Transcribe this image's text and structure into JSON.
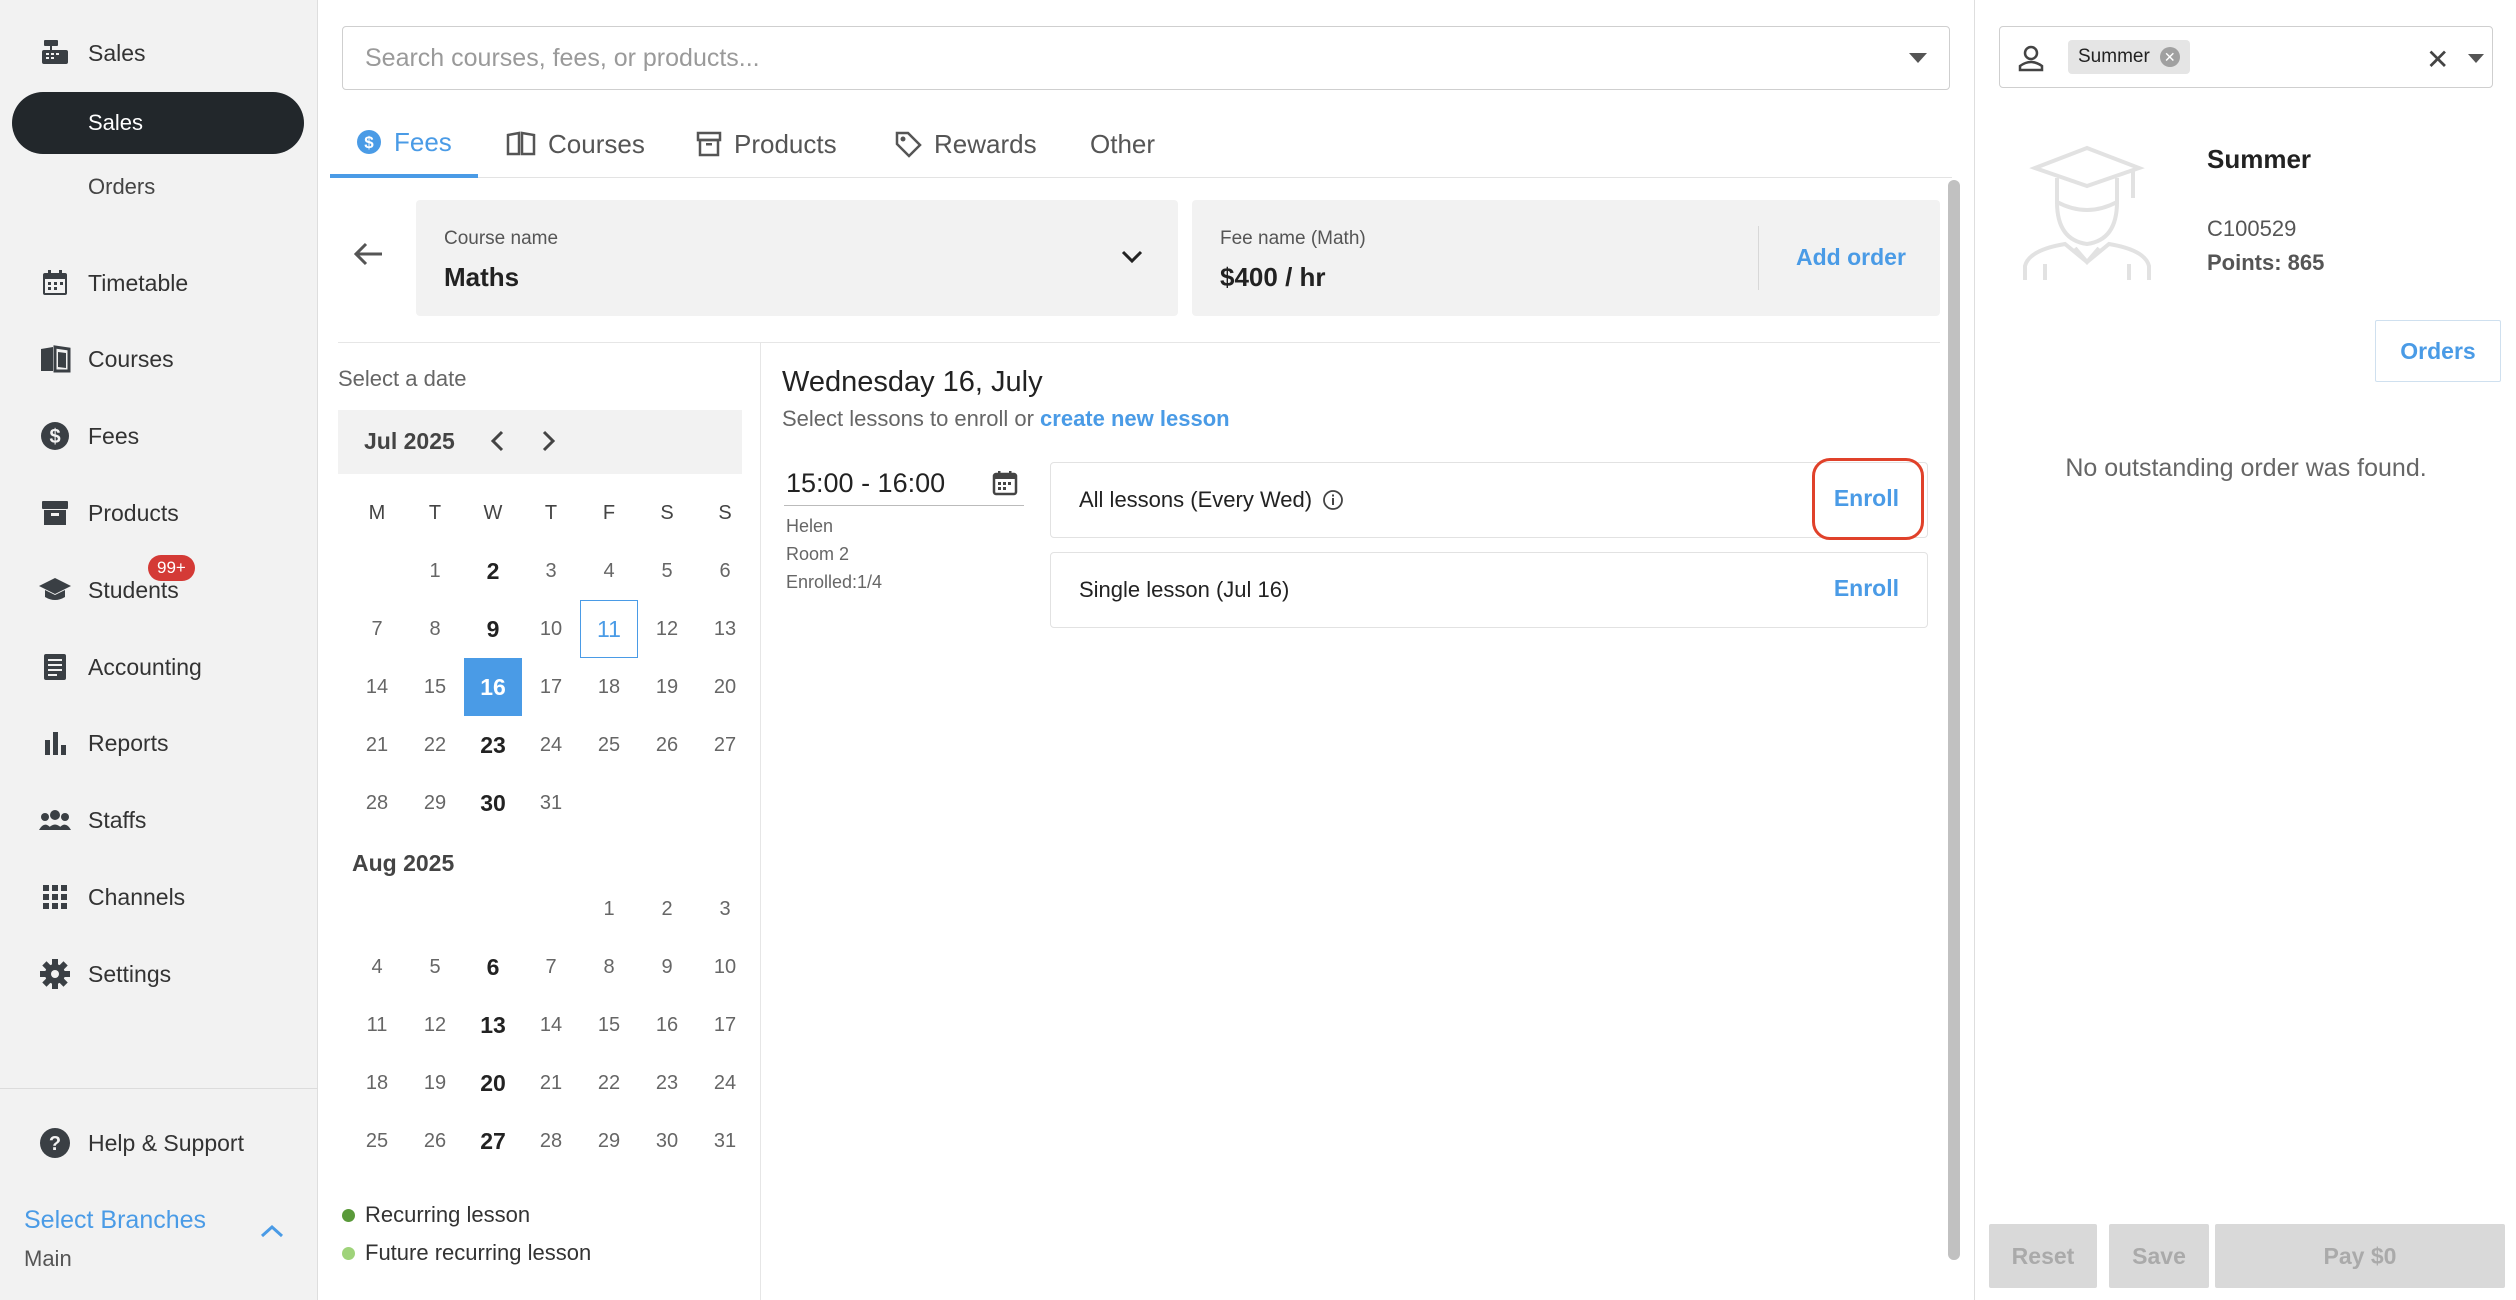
{
  "sidebar": {
    "sales_header": "Sales",
    "sales_sub": "Sales",
    "orders_sub": "Orders",
    "items": [
      {
        "label": "Timetable",
        "icon": "calendar-icon"
      },
      {
        "label": "Courses",
        "icon": "book-icon"
      },
      {
        "label": "Fees",
        "icon": "dollar-icon"
      },
      {
        "label": "Products",
        "icon": "archive-icon"
      },
      {
        "label": "Students",
        "icon": "graduation-cap-icon"
      },
      {
        "label": "Accounting",
        "icon": "ledger-icon"
      },
      {
        "label": "Reports",
        "icon": "bar-chart-icon"
      },
      {
        "label": "Staffs",
        "icon": "people-icon"
      },
      {
        "label": "Channels",
        "icon": "grid-icon"
      },
      {
        "label": "Settings",
        "icon": "gear-icon"
      }
    ],
    "students_badge": "99+",
    "help": "Help & Support",
    "branch_title": "Select Branches",
    "branch_value": "Main"
  },
  "search": {
    "placeholder": "Search courses, fees, or products..."
  },
  "tabs": [
    {
      "label": "Fees"
    },
    {
      "label": "Courses"
    },
    {
      "label": "Products"
    },
    {
      "label": "Rewards"
    },
    {
      "label": "Other"
    }
  ],
  "course": {
    "label": "Course name",
    "value": "Maths"
  },
  "fee": {
    "label": "Fee name (Math)",
    "value": "$400 / hr",
    "add_order": "Add order"
  },
  "calendar": {
    "select_date": "Select a date",
    "month1": "Jul 2025",
    "month2": "Aug 2025",
    "weekdays": [
      "M",
      "T",
      "W",
      "T",
      "F",
      "S",
      "S"
    ],
    "legend": [
      {
        "label": "Recurring lesson",
        "color": "#5a9a3a"
      },
      {
        "label": "Future recurring lesson",
        "color": "#9fd37a"
      }
    ]
  },
  "lessons": {
    "day_title": "Wednesday 16, July",
    "sub_prefix": "Select lessons to enroll or ",
    "sub_link": "create new lesson",
    "time": "15:00 - 16:00",
    "teacher": "Helen",
    "room": "Room 2",
    "enrolled": "Enrolled:1/4",
    "cards": [
      {
        "name": "All lessons (Every Wed)",
        "action": "Enroll"
      },
      {
        "name": "Single lesson (Jul 16)",
        "action": "Enroll"
      }
    ]
  },
  "customer": {
    "chip": "Summer",
    "name": "Summer",
    "id": "C100529",
    "points": "Points: 865",
    "orders_button": "Orders",
    "no_order": "No outstanding order was found."
  },
  "footer": {
    "reset": "Reset",
    "save": "Save",
    "pay": "Pay $0"
  },
  "colors": {
    "accent": "#4a9be6",
    "dark": "#22272b",
    "highlight": "#e0412a"
  }
}
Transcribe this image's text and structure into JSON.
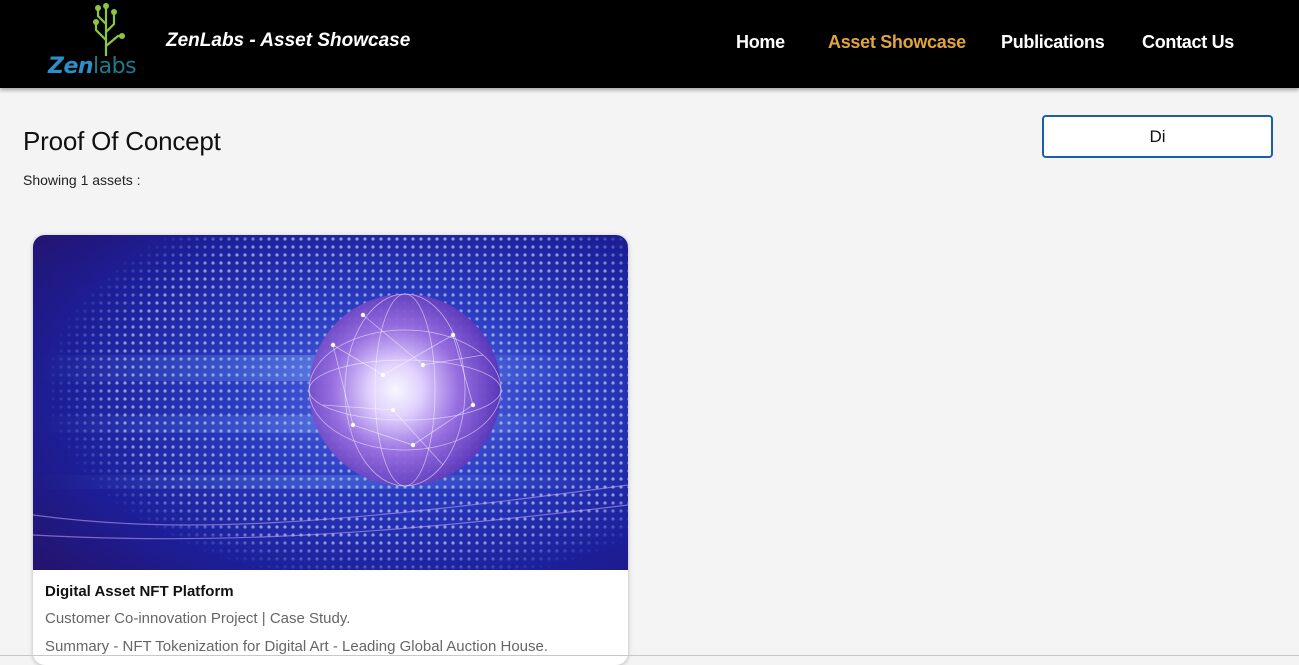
{
  "header": {
    "logo": {
      "text_part1": "Zen",
      "text_part2": "labs",
      "colors": {
        "circuit": "#8cc63f",
        "text_blue": "#2d8fc9",
        "text_teal": "#1f7a8c"
      }
    },
    "site_title": "ZenLabs - Asset Showcase",
    "nav": [
      {
        "label": "Home",
        "active": false
      },
      {
        "label": "Asset Showcase",
        "active": true
      },
      {
        "label": "Publications",
        "active": false
      },
      {
        "label": "Contact Us",
        "active": false
      }
    ],
    "colors": {
      "background": "#000000",
      "link": "#ffffff",
      "active_link": "#e0a43c"
    }
  },
  "page": {
    "title": "Proof Of Concept",
    "asset_count_text": "Showing 1 assets :",
    "filter": {
      "value": "Di",
      "border_color": "#1c5fa8"
    }
  },
  "cards": [
    {
      "image_icon": "glowing-network-sphere-image",
      "title": "Digital Asset NFT Platform",
      "subtitle": "Customer Co-innovation Project | Case Study.",
      "summary": "Summary - NFT Tokenization for Digital Art - Leading Global Auction House."
    }
  ]
}
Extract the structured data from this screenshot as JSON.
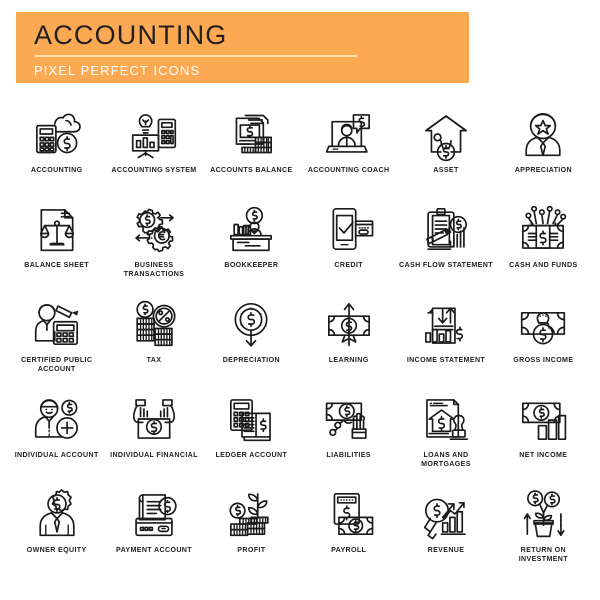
{
  "header": {
    "title": "ACCOUNTING",
    "subtitle": "PIXEL PERFECT ICONS",
    "banner_color": "#fca954",
    "rule_color": "#ffe0ae",
    "title_color": "#231f20",
    "subtitle_color": "#ffffff"
  },
  "canvas": {
    "background": "#ffffff",
    "icon_stroke_color": "#1a1a1a",
    "columns": 6,
    "rows": 5,
    "total_icons": 30
  },
  "icons": [
    {
      "label": "ACCOUNTING",
      "icon": "calculator-cloud-coin-icon"
    },
    {
      "label": "ACCOUNTING SYSTEM",
      "icon": "presentation-lightbulb-calculator-icon"
    },
    {
      "label": "ACCOUNTS BALANCE",
      "icon": "document-dollar-coin-stacks-icon"
    },
    {
      "label": "ACCOUNTING COACH",
      "icon": "laptop-person-dollar-bubble-icon"
    },
    {
      "label": "ASSET",
      "icon": "house-money-bag-icon"
    },
    {
      "label": "APPRECIATION",
      "icon": "businessman-star-icon"
    },
    {
      "label": "BALANCE SHEET",
      "icon": "document-scales-icon"
    },
    {
      "label": "BUSINESS TRANSACTIONS",
      "icon": "gears-dollar-euro-arrows-icon"
    },
    {
      "label": "BOOKKEEPER",
      "icon": "desk-clerk-dollar-books-icon"
    },
    {
      "label": "CREDIT",
      "icon": "smartphone-check-credit-card-icon"
    },
    {
      "label": "CASH FLOW STATEMENT",
      "icon": "clipboard-pencil-dollar-chart-icon"
    },
    {
      "label": "CASH AND FUNDS",
      "icon": "banknote-sparkles-icon"
    },
    {
      "label": "CERTIFIED PUBLIC ACCOUNT",
      "icon": "accountant-pencil-calculator-icon"
    },
    {
      "label": "TAX",
      "icon": "coin-stacks-percent-dollar-icon"
    },
    {
      "label": "DEPRECIATION",
      "icon": "dollar-coin-down-arrow-icon"
    },
    {
      "label": "LEARNING",
      "icon": "banknote-arrow-up-icon"
    },
    {
      "label": "INCOME STATEMENT",
      "icon": "document-bar-chart-arrows-dollar-icon"
    },
    {
      "label": "GROSS INCOME",
      "icon": "banknote-money-bag-icon"
    },
    {
      "label": "INDIVIDUAL ACCOUNT",
      "icon": "person-dollar-plus-icon"
    },
    {
      "label": "INDIVIDUAL FINANCIAL",
      "icon": "hands-holding-dollar-box-icon"
    },
    {
      "label": "LEDGER ACCOUNT",
      "icon": "calculator-ledger-book-dollar-icon"
    },
    {
      "label": "LIABILITIES",
      "icon": "hand-chained-to-money-icon"
    },
    {
      "label": "LOANS AND MORTGAGES",
      "icon": "mortgage-document-stamp-icon"
    },
    {
      "label": "NET INCOME",
      "icon": "banknote-bar-chart-icon"
    },
    {
      "label": "OWNER EQUITY",
      "icon": "businessman-gear-dollar-head-icon"
    },
    {
      "label": "PAYMENT ACCOUNT",
      "icon": "receipt-credit-card-dollar-icon"
    },
    {
      "label": "PROFIT",
      "icon": "coin-stacks-plant-icon"
    },
    {
      "label": "PAYROLL",
      "icon": "payroll-machine-banknote-icon"
    },
    {
      "label": "REVENUE",
      "icon": "magnifier-dollar-growth-chart-icon"
    },
    {
      "label": "RETURN ON INVESTMENT",
      "icon": "potted-plant-dollar-coins-icon"
    }
  ]
}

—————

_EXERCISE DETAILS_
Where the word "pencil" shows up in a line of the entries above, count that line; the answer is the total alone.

_SOLUTION TO THIS EXERCISE_
2